- Custard pies, like banana cream pie and pumpkin pie, are crowd-pleasers. Whip up eggs (at least three), sugar (at least 1/2 cup), and heavy cream or another dairy product (at least 1 cup) to make the most basic custard pie. Then add in puréed produce of choice (pumpkin, sweet potato, butternut squash, et cetera), spices, melted butter, and cornstarch for thickness. Eggs are the stars of these pies, so source only the best from a local provider.
Sweet filling needs to be prepared in pre-cooked pie shells, and slowly on low heat to set well.
If you are going the savory route, consider the following options:
- Quiche is an easy and adaptable pie, and it won’t require a complicated topping. Beat half a dozen farm-fresh eggs. Throw in the greens from turnips or beets, which serve as a nice salty substitute for spinach. (Roast the root portion of those vegetables to serve on the side.)

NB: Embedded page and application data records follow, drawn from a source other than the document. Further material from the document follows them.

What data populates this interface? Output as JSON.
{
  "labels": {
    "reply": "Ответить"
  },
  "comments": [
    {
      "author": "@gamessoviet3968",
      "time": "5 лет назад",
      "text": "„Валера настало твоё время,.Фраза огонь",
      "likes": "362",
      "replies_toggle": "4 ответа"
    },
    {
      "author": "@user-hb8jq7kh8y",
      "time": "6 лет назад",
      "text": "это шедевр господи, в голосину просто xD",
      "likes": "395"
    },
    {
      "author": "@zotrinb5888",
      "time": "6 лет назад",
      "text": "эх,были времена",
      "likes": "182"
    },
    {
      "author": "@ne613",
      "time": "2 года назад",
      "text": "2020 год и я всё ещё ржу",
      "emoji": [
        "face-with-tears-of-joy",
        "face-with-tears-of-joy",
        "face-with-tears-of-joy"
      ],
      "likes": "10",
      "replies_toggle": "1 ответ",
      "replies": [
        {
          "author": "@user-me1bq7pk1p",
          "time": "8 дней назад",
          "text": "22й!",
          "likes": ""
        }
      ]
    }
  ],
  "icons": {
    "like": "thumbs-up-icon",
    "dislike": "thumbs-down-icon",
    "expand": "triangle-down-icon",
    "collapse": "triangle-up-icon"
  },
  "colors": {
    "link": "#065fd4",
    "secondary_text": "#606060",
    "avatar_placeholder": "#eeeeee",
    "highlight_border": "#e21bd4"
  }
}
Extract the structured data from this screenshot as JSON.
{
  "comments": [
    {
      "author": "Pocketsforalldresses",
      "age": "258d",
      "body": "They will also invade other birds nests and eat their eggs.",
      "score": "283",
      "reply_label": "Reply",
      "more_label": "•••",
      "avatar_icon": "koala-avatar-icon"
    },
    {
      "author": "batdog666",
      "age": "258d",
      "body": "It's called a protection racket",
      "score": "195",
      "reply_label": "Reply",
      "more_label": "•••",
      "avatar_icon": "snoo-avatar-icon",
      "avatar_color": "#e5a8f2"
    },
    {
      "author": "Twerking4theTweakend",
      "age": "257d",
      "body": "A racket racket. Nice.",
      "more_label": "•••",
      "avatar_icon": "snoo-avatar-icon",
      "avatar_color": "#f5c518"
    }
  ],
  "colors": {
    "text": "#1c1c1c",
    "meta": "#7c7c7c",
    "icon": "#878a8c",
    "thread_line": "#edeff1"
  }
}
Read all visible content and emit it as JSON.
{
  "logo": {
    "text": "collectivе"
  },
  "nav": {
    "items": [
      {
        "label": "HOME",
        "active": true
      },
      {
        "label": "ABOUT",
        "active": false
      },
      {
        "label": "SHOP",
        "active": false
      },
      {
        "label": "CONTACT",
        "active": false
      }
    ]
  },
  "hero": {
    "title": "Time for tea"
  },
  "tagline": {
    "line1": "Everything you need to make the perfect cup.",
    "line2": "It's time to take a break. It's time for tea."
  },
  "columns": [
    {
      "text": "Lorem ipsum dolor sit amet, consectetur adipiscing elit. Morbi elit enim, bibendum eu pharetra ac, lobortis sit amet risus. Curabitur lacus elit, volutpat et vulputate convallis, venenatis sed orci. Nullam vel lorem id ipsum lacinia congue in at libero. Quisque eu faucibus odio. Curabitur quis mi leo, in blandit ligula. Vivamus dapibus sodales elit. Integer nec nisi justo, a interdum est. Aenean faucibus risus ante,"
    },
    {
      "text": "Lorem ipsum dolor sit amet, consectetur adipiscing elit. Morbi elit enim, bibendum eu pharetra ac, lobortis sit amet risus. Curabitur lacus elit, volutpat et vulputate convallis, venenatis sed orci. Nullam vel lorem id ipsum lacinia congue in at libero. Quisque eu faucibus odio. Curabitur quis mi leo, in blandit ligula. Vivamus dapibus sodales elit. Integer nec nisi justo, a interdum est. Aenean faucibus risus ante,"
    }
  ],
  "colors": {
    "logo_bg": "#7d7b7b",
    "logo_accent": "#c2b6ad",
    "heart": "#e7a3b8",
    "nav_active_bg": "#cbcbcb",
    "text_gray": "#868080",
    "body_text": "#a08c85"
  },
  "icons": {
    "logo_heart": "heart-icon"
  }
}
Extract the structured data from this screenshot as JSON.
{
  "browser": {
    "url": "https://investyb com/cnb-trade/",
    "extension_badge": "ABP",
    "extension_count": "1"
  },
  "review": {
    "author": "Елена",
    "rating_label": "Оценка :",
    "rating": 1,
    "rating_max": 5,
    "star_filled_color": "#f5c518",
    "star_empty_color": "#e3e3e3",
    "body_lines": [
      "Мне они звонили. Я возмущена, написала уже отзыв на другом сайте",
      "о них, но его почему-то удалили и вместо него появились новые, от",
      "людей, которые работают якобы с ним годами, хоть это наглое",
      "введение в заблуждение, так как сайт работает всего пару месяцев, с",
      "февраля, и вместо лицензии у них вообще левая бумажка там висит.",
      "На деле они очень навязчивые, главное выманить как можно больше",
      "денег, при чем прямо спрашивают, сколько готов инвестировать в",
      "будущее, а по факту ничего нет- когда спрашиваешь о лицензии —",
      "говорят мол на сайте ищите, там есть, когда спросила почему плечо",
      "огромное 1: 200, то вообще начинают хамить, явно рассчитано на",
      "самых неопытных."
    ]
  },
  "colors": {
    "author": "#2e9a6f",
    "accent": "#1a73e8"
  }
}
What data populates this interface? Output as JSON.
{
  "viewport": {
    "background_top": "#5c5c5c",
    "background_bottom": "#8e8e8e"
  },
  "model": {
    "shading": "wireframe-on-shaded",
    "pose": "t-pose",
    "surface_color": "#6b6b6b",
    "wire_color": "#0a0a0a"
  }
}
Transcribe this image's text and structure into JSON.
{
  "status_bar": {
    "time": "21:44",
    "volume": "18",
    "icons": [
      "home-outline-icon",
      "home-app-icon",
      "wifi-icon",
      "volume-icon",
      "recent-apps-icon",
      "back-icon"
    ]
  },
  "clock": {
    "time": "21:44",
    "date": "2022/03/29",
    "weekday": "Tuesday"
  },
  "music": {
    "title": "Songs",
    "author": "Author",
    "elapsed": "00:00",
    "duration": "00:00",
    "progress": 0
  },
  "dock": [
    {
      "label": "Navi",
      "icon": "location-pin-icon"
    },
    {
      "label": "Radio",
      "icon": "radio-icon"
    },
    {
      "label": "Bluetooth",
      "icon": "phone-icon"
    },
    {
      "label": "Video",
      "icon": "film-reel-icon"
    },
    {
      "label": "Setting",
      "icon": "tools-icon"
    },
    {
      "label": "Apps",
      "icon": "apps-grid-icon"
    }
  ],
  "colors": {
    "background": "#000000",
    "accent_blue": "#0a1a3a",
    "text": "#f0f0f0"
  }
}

- Gravy-based pies are filling and comforting foods for colder weather, and one of the most famous of those is chicken potpie. For your version, consider turkey or any stewed meat as a substitute, or simply fill the pie with a variety of veggies. A traditional chicken potpie includes onions, carrots, peas and celery, but you can add whatever is in season, including leeks, mushrooms, peppers, green beans, potatoes and more. For your roux gravy, you’ll combine a 1:1:1 ratio of butter, flour and a dairy product: milk, cream or buttermilk depending on the thickness you like.
- When tomatoes are in season, cooks are desperate for fresh ideas for using them. Consider buying a variety from the market—heirloom tomatoes, cherry tomatoes and even green tomatoes —for a colorful tomato pie. You can peel them, or simply slice and stack in the pie shell. For a cold pie, bake the piecrust ahead, cool and spread with fresh herbs and goat cheese before assembling your slices of tomatoes.
Step 3: Add a topping
Although a pie topping is optional, you can decorate it with a golden layer of leftover pastry dough or another tasty combination of ingredients. Here are a few options:
- For sweet pies, consider a basket weave topping. Cut a thin layer of dough into 1-inch strips, and then drape the strips across the top of the pie. Fold back every other strip to the middle of the pie, and then drape strips perpendicular to the first layer of strips. Unfold the original strips over the new strips and repeat the process until you arrive at a basket-weave pattern. Trim the edges and roll and crimp the crust with your fingers. Brush with egg whites or butter before baking.
- For a simpler pastry pie topping, roll out your remaining dough onto a sheet of floured parchment paper, until it’s very thin. Drape the sheet over your pie and peel away the parchment paper so the dough is covering your pie. Use scissors to trim the edges away and use your fingers to crimp the edges of the pie, or flatten the edge with a fork head. Use a sharp knife to cut two small slats into the middle of the dough for heat to escape while baking. Brush with milk, egg wash or melted butter for a golden crust.
- Cut decorative shapes out of pastry crust and simply arrange them on the top of your pie.
- For a sweet pie, sometimes a crumble crust is the easiest topping, which would include an even ratio of cold fat (lard or butter), sugar and flour.
- For a savory pie, you might choose to top with a cheesy crumble of a combination of grated cheesy, bread crumbs, herbs, flour and butter.
About the Author: Elizabeth Adams is a freelance writer based in the Bluegrass region of Kentucky. In addition to gardening, cooking and homesteading, she loves riding horses, practicing yoga, and spending time with her French bulldog Linus and husband Shawn. She blogs at www.bluegrassgoodness.com.